It’s odd that a man who claims among his favorite guests both Stephen Colbert and Jon Stewart would have a problem with President Obama’s appearance in a comic interview on the website Funny or Die. But he does:
All I can tell is you Abe Lincoln would not have done it. There comes a point when serious times call for serious action. We're a divided nation which Talking Points believes is in decline. Mr. Obama is quick, has a good sense of humor. Those are assets.
Oh, um, Bill? About Lincoln? Yea. He likely would have.
In response to a discussion about the pressure from abolitionists for the president to take action against slavery, Lincoln said:
Wa-al that reminds me of a party of Methodist parsons that was travelling in Illinois when I was a boy, and had a branch to cross that was pretty bad — ugly to cross, ye know, because the waters was up. And they got considerin’ and discussin’ how they should git across it, and they talked about it for two hours, and one on ’em thought they had ought to cross one way when they got there, and another another way, and they got quarrellin’ about it, till at last an old brother put in, and he says, says he, ‘Brethren, this here talk ain’t no use. I never cross a river until I come to it.’
It was a characteristic Lincoln moment. He deflected the question of what he would do about slavery; he used the story as a device to explain his policy; in a display of folksy wisdom, he got his listeners to laugh.
Lincoln understood what Obama understands and what even idiots like Frank Luntz get: if you want to get your point across, you have to hit your audience in their gut with something.
It can be humour. Often, it can be tragedy, or anger. Bush utilized our anger to talk us into two massively destructive wars that made little sense in toto. Yet, to this day – and it even echoes in your network’s offensive, treasonous coverage of our President – people talk about how “strong” Bush was, and how “weak” Obama looks.
On that side note, Obama understands what you morons seem to miss: Bush weakened the United States by crippling our economy and spending whatever diplomatic capital and moral authority we had on wars that were wars of opportunity and aggression.
It’s a little hard to rally people to cry independence at the point of your army’s weaponry.
Lincoln, along with John F. Kennedy and Bill Clinton, Ronald Reagan and Barack Obama, understood that you can support an argument without being aggressive or war-mongering.
For instance, Bill Clinton famously said about welfare, “Mend it, don’t end it,” and neatly summed up the popular (if incorrect) sentiment that the welfare system needed a little tweaking, is all.
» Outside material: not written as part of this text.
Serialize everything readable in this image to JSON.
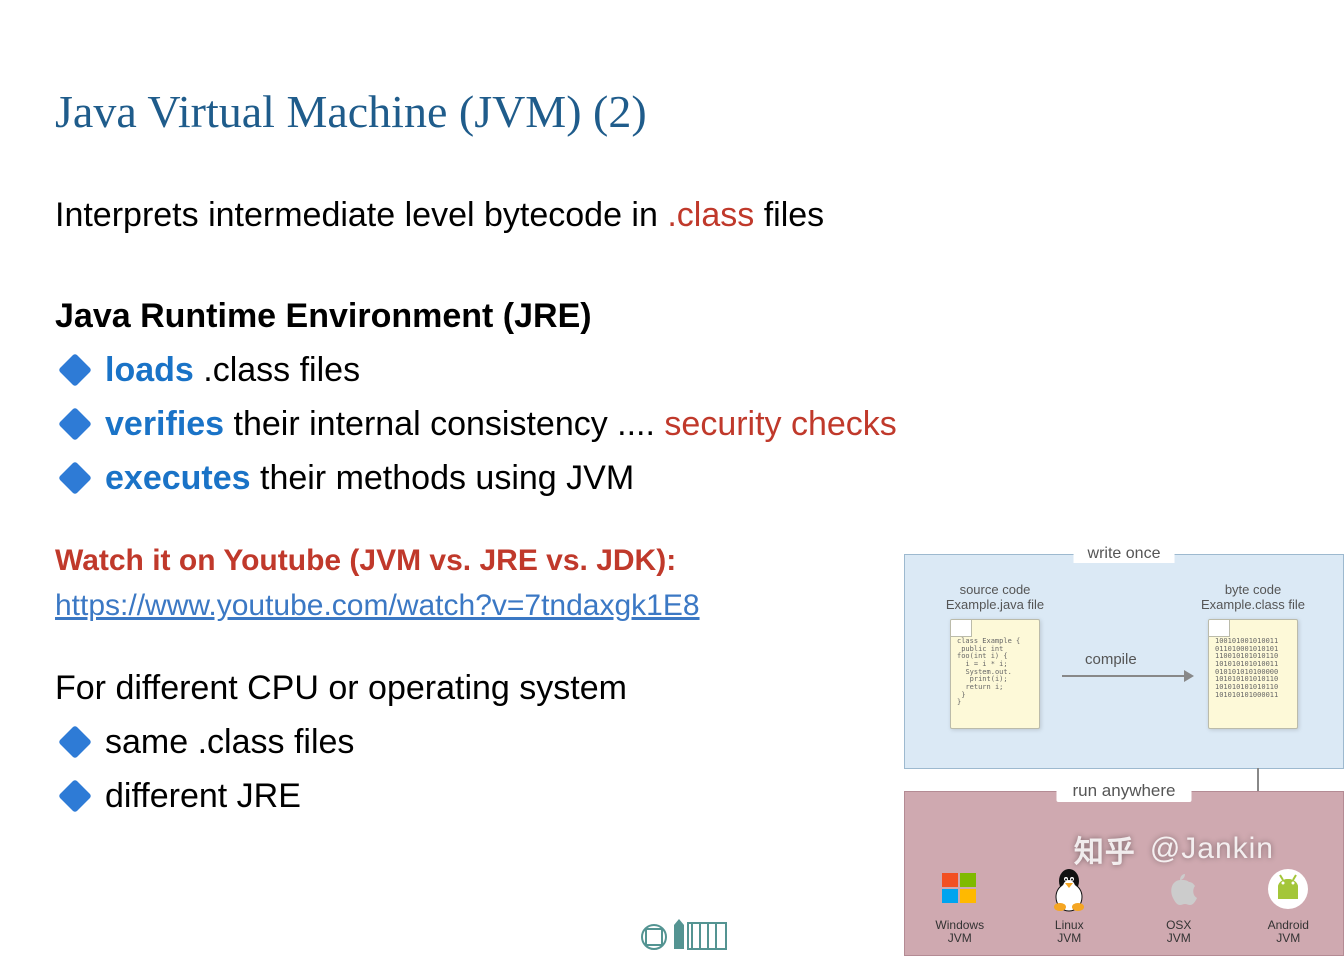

This appeals to the American sense of not only fair play (get rid of what cheating was going on) with the American sense that we’re all in this struggle together and that each of us has a contribution to the greater good (“Ask not what your country can do for you, ask what you can do for your country” implies that the nation will take help take care of those who contribute.)
It’s sad that the right wing seems to have lost any sense of humour, save for sarcasm and what I like to call “anger humour,” mostly directed at the President but sadly, at even the less fortunate among us.
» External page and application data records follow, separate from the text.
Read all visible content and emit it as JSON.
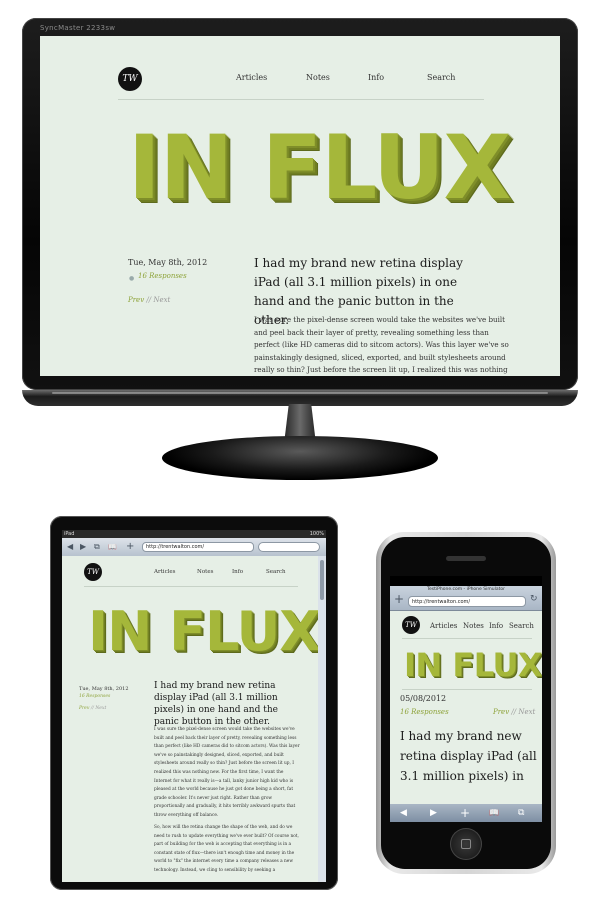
{
  "monitor": {
    "brand": "SyncMaster 2233sw"
  },
  "site": {
    "logo_text": "TW",
    "nav": [
      "Articles",
      "Notes",
      "Info",
      "Search"
    ],
    "hero_title": "IN FLUX",
    "post": {
      "date": "Tue, May 8th, 2012",
      "date_short": "05/08/2012",
      "responses": "16 Responses",
      "prev": "Prev",
      "separator": "//",
      "next": "Next",
      "lead": "I had my brand new retina display iPad (all 3.1 million pixels) in one hand and the panic button in the other.",
      "lead_phone": "I had my brand new retina display iPad (all 3.1 million pixels) in",
      "paragraph1": "I was sure the pixel-dense screen would take the websites we've built and peel back their layer of pretty, revealing something less than perfect (like HD cameras did to sitcom actors). Was this layer we've so painstakingly designed, sliced, exported, and built stylesheets around really so thin? Just before the screen lit up, I realized this was nothing new. For the first time, I want the Internet for what it really is—a tall, lanky junior high kid who is pleased at the world because he just got done being a short, fat grade schooler. It's never just right. Rather than grow proportionally and gradually, it hits terribly awkward spurts that throw everything off balance.",
      "paragraph2": "So, how will the retina change the shape of the web, and do we need to rush to update everything we've ever built? Of course not, part of building for the web is accepting that everything is in a constant state of flux—there isn't enough time and money in the world to \"fix\" the internet every time a company releases a new technology. Instead, we cling to sensibility by seeking a"
    }
  },
  "ipad": {
    "status_left": "iPad",
    "status_right": "100%",
    "url": "http://trentwalton.com/",
    "back": "◀",
    "forward": "▶",
    "pages": "⧉",
    "bookmarks": "📖",
    "add": "+"
  },
  "iphone": {
    "title": "TestiPhone.com - iPhone Simulator",
    "url": "http://trentwalton.com/",
    "add": "+",
    "reload": "↻",
    "back": "◀",
    "forward": "▶",
    "plus": "+",
    "book": "📖",
    "pages": "⧉"
  },
  "colors": {
    "page_bg": "#e6efe6",
    "accent_olive": "#a5b73a",
    "link_green": "#8ea33a"
  }
}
There but for the grace of God. It seems Christians forget that on the right. Bill should probably swap out the stick up his ass.